George Walton loved nothing more than collecting rare coins, and when the North Carolina dealer was killed in a car accident in 1962, his extended family inherited a princely sum.

Among the pieces was one of five Liberty Head nickels bearing the date 1913.

As the story goes, the main U.S. coin between 1883 and 1912 was the Liberty Head, which was replaced in 1913 by the Indian/Buffalo coin.

"There weren't supposed to be any 1913 Liberty Head nickels made," Givens explains, "but there was a period of time that the U.S. Mint said, 'Let's wait and see what we can do with it,'" and the Mint held onto the dies.

About five years later, a U.S. Mint employee used the dies to create five 1913 Liberty Head coins, perhaps in a shady move to trigger his own collecting craze. Givens says the Mint would contend they were never printed, but this made the coins even more desirable to collectors. When Walton lucked into the nickel in 1945, he cherished it with all his heart, taking great care to remind his family that he was sitting on a fortune.

Givens never doubted Uncle George, but the host of auctioneers who appraised the nickel in 1962 after Walton's death felt differently. Something was amiss, and so it was left to gather dust in Givens's mother's closet, where she kept it for 40 years.

In 1992, Givens' mother passed away and in a strange twist of fate, the coin collecting community renewed its interest in the mysterious nickels, which were now said to be worth millions.

"I didn't pay attention to it until a gentleman asked me if I had it or knew where it was," says Givens. "He offered $5,000, but I told him I couldn't sell it and he'd have to ask my family."

But Givens couldn't shake the idea that the nickel might be the real thing. When the fourth Liberty Head nickel sold in 1993, he had to find out for sure.

"It was fun to imagine it to be real, even though I knew it wasn't, but the more I looked at it, the more I couldn't find anything wrong with it," he says.

Ten years later, it all came together.

On a fateful night, Givens attended the American Numismatic Association's annual convention in July, where there was to be a great display of all four Liberty Head nickels. A little while before an editor at Coin World had wanted to do a piece on the altered-date coins, and had her reporter tap Givens's sister, Cheryl Myers, for an interview about Uncle George. The editor also had an idea to have Myers feature the coin in the ANA's display because after all, it was part of the story.

But what happened next took everyone by surprise.

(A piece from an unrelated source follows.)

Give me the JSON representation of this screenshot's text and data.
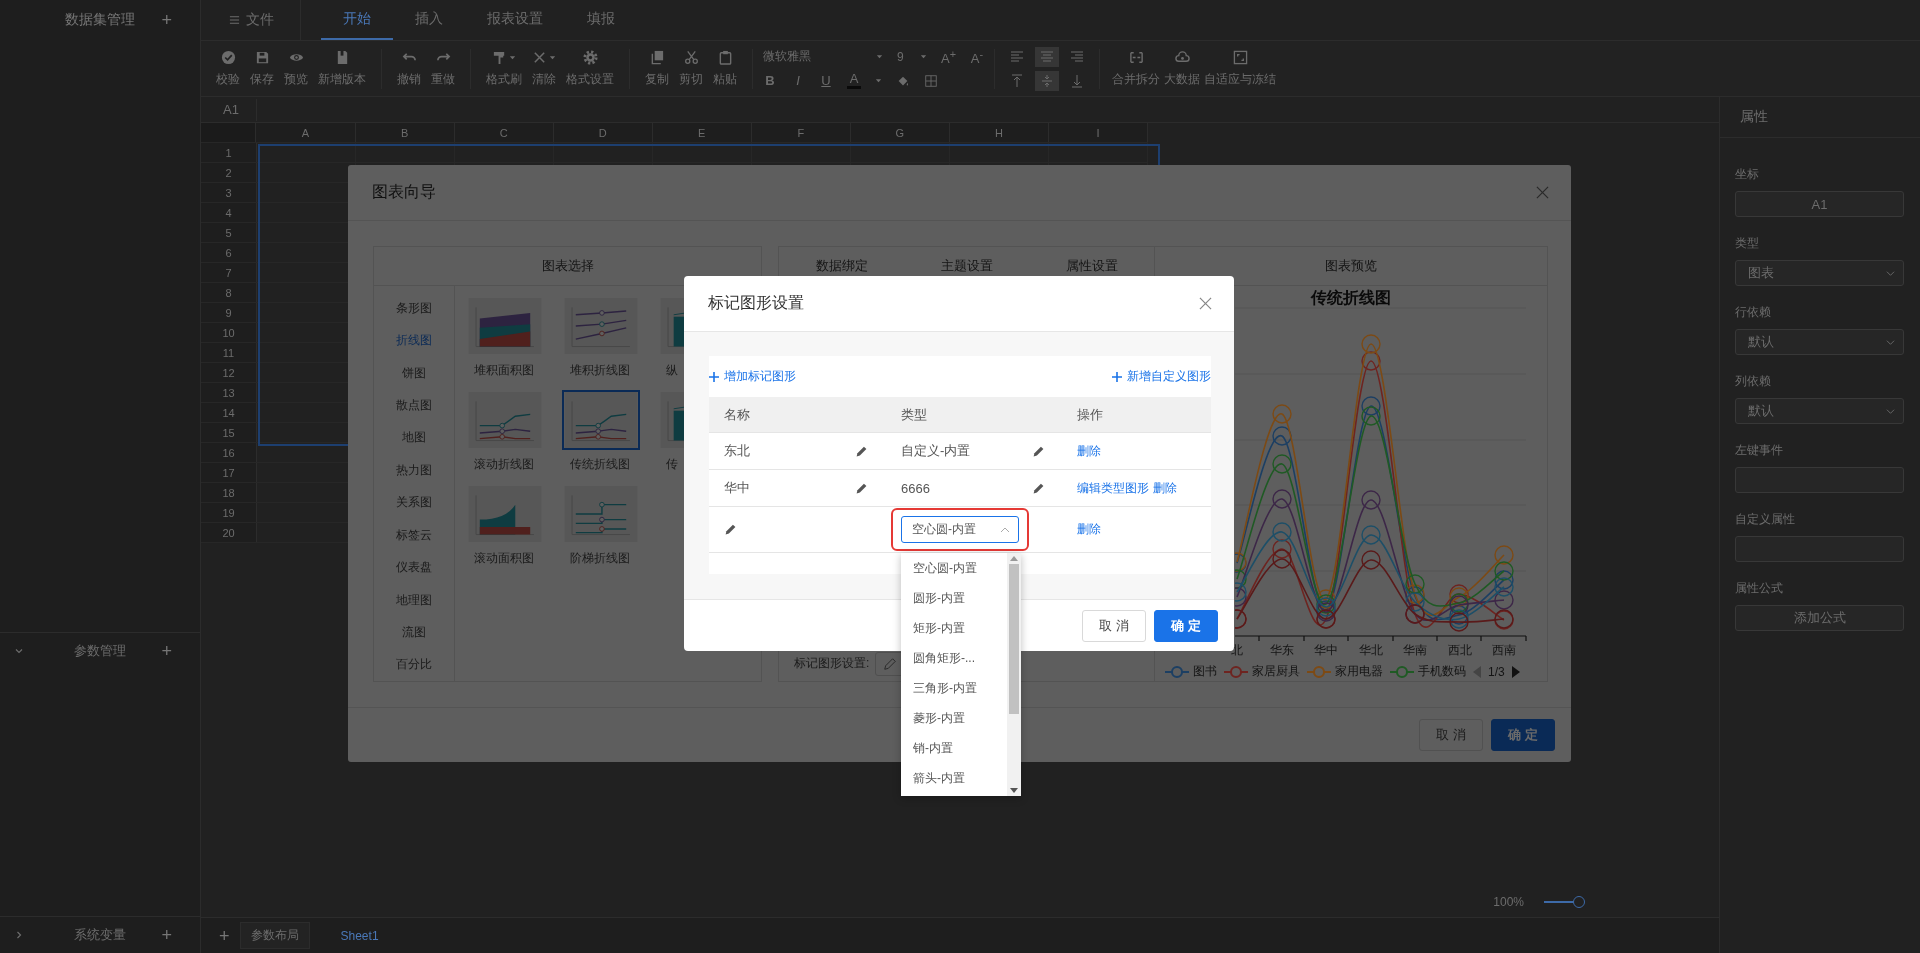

In an effort to find the missing nickel, the coin dealing firm Bowers and Merena, with the help of Donn Pearlman, offered a $1 million bounty to whoever could come forward with the authentic piece. With all the coins now in one place at the convention, a group of six professional appraisers, as well as Pearlman and Givens, examined Walton's coin. And after hours of comparing and contrasting, what they found took the coin collecting world by storm—the coin was the one.

"It vindicated Uncle George," says Givens.

Today, the George Walton Nickel is still owned by the Givens family, but travels to exhibits around the country. It is currently on display at the Money Museum in Colorado.

"It's just an interesting coin to look at, and from our point of view, it's even more interesting because of the mystery of when they tried to authenticate it in 1962," Givens says. "It's something that's done a lot for the family, and it was good for my uncle—usually people forget collectors, but his name came back in the news. Mainly it's the story behind it, what's happened to it, where it's been."


Popular Stories on Yahoo!:

Siblings Make Millions With Company Started in Teens

States Where People Pay the Most (and Least) in Taxes

Five Phones Doomed to Be Collectibles